━━ Exercise materials ━━
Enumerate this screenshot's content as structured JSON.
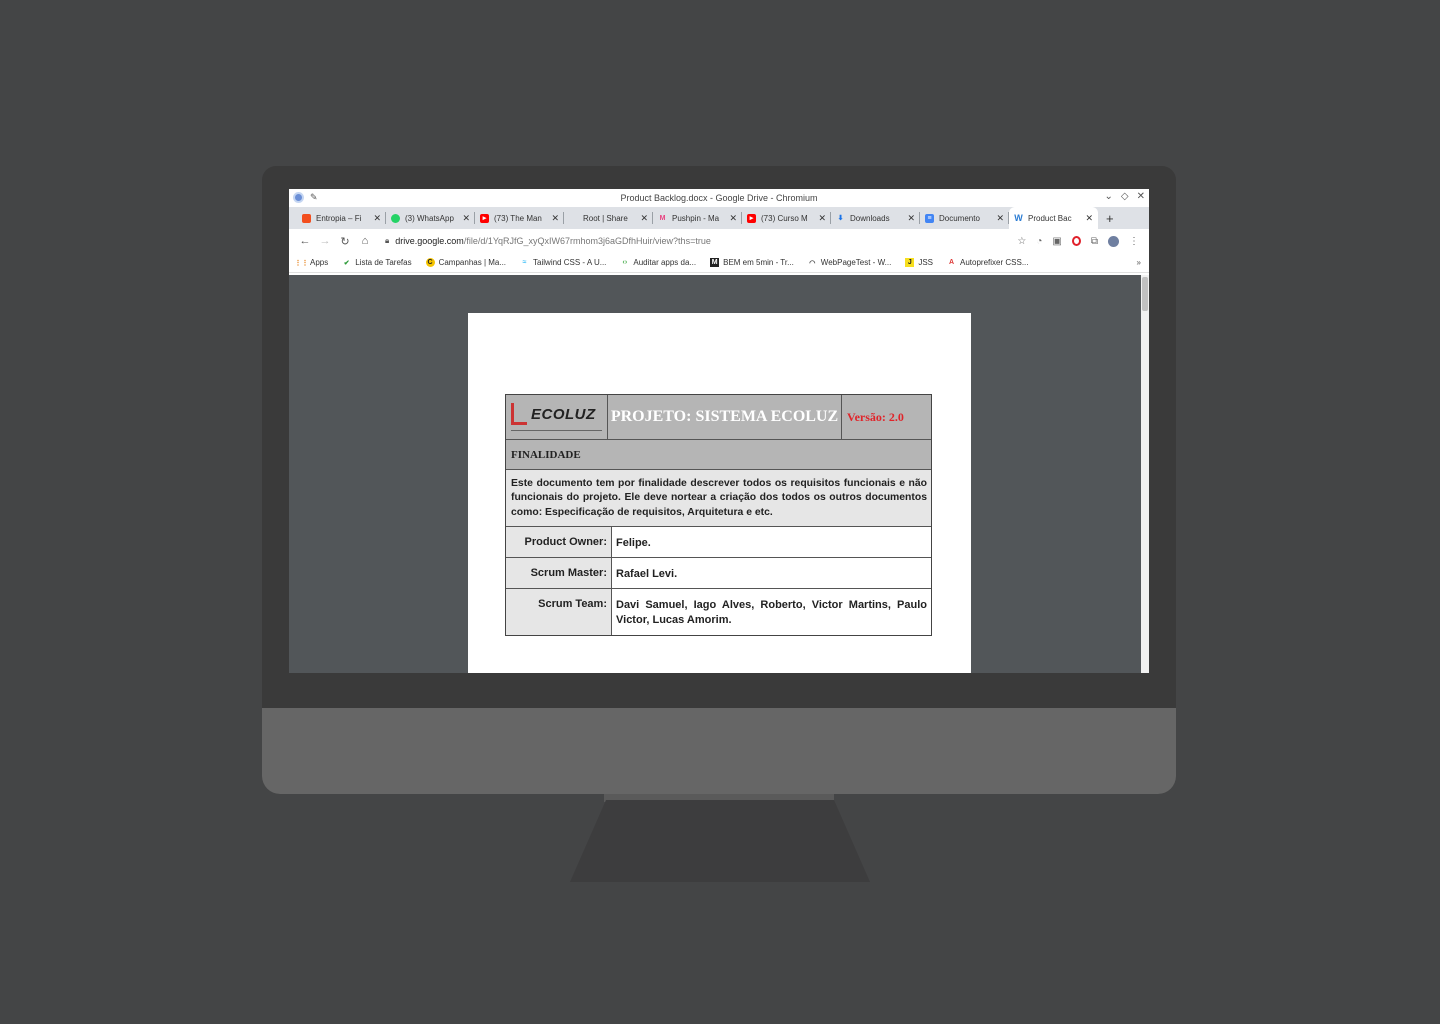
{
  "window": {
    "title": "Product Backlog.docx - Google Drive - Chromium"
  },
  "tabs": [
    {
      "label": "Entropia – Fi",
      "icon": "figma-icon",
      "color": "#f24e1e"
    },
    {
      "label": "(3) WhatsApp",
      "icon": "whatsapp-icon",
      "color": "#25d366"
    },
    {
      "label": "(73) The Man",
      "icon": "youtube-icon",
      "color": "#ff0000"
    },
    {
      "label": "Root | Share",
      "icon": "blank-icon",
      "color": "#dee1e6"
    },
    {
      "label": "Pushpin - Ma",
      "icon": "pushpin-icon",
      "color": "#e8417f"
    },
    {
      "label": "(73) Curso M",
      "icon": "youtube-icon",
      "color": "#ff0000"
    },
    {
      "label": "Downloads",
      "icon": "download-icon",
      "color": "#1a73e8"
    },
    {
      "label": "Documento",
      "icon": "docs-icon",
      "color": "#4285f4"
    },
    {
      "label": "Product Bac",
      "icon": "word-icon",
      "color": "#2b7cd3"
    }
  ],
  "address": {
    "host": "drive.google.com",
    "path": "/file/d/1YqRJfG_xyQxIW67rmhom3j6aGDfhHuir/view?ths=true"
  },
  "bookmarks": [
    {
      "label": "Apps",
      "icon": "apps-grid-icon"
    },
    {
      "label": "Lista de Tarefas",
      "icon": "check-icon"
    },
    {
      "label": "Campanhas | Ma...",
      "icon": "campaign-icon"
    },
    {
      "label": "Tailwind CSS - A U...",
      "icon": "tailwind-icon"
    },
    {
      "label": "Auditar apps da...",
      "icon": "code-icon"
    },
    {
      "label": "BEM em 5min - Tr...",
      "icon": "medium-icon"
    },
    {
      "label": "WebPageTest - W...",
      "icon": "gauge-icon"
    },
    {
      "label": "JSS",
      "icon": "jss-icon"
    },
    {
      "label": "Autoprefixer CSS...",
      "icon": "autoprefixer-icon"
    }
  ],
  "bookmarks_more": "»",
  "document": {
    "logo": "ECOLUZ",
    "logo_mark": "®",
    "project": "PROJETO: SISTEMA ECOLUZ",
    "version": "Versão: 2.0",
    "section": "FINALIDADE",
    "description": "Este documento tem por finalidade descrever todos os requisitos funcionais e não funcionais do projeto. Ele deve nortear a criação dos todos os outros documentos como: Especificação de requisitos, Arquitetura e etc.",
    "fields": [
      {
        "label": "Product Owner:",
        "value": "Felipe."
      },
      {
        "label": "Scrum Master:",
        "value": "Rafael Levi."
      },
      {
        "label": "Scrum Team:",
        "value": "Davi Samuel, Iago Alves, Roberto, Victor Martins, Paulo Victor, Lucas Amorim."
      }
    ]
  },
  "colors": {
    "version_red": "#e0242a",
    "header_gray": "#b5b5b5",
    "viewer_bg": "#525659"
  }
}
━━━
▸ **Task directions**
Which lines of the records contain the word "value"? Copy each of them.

▸ **Solution to the exercise**
        "value": "Felipe."
        "value": "Rafael Levi."
        "value": "Davi Samuel, Iago Alves, Roberto, Victor Martins, Paulo Victor, Lucas Amorim."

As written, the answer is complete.